Day Three (note that this back-and-forth happened over the course of the entire day):
Their response: Oops we sent the wrong contract initially. You were given the sibling enrollment contract, but should have gotten the new family contract. Those fees should never have been waived.
My response: I understand, but we were not anticipating those fees when we told you what we would need to make it work.
Their response: We can't waive those fees because it wouldn't be fair to the other families. You can restructure your payments to pay more upfront, and lower your monthly payments. Besides, they are just one-time fees, and you won't pay them again in future years.
My response: If you can't waive those fees, can we revisit the tuition discount that we discussed? And, you originally told us we have until the end of the week, but this amendment says tomorrow.
Their response: Our last offer is the best that we can do. And part of that offer included us requiring an earlier response, which is why the deadline was changed. We are also talking with other families, and if you do not accept the offer, we need to call the next person on the waitlist ASAP.
My response: I see. I will need to discuss this with Chris because it was not what we were expecting. I will call you tomorrow.
Their response: I was really hoping for an answer today.
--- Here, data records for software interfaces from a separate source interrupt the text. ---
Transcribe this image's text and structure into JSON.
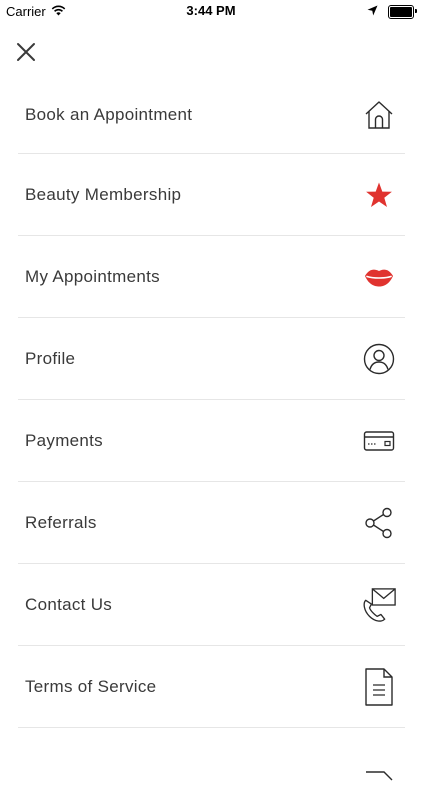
{
  "status_bar": {
    "carrier": "Carrier",
    "time": "3:44 PM",
    "battery_level": 1.0
  },
  "menu": {
    "close_icon": "close-icon",
    "items": [
      {
        "label": "Book an Appointment",
        "icon": "home-icon"
      },
      {
        "label": "Beauty Membership",
        "icon": "star-icon"
      },
      {
        "label": "My Appointments",
        "icon": "lips-icon"
      },
      {
        "label": "Profile",
        "icon": "user-circle-icon"
      },
      {
        "label": "Payments",
        "icon": "credit-card-icon"
      },
      {
        "label": "Referrals",
        "icon": "share-icon"
      },
      {
        "label": "Contact Us",
        "icon": "phone-mail-icon"
      },
      {
        "label": "Terms of Service",
        "icon": "document-icon"
      }
    ]
  },
  "colors": {
    "accent": "#e0332f",
    "text": "#3a3a3a",
    "divider": "#e6e6e6",
    "icon_stroke": "#2b2b2b"
  }
}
My response: WHAT THE F***!?!
Okay, of course that wasn't really my response, at least not aloud. But I have a feeling that she heard me, anyhow. Man, I NEVER thought that trying to enroll in a private elementary school would be such a stressful negotiation process.
So what did we do? We went back and forth about a dozen times:
+We love the school, and if the cost was the same for all of the schools we applied to, we wouldn't think twice about accepting.
-But the tuition would mean that I would definitely need to work, at least part-time. Maybe full time in the not-so-distant future, depending on what kind of financial aid they would offer in subsequent years.
+But we wouldn't have to worry about finding a middle school (even scarier than elementary options in the public school), since this one goes through 8th grade.
-But we would still have to figure out high school, which is even more expensive than elementary/middle schools if we go the private school route.
+But we wouldn't have to worry about all of those horrendous budget cuts that are seriously impacting all of our public schools, increasing elementary class sizes (some already at 26-30 kids with one teacher, no aides), cutting "extras" like P.E., music, arts, and even social studies.
-But how could we really afford it? I mean, even with this great discount they were offering us in tuition, if we stayed with this school all the way through 8th grade, for both of our kids (and there were never any tuition increases), we would be paying over $200,000! Not including the fundraising donations we would still be expected to give, fieldtrip fees, books, etc.
So, as you've probably guessed, we turned them down. And how do I feel? Disappointed. I really did think that the school would be a great match for our family, as their philosophy and values really seemed in sync with what we wanted. A little angry. They made a mistake, but decided not to honor what they originally wrote, and then added the extra pressure of making us decide sooner. A little worried. We still don't know for sure what our other options will be. But even more so, I feel kind of relieved. The monetary commitment was stressing me out. This leaves us a lot more flexibility to do different things with our life, like take a vacation or buy a new car. I still don't know for sure what's in store for us as far as schooling goes, but Jake is a bright kid, and he's going to be successful wherever we choose. Now, let's just hope we get in someplace good.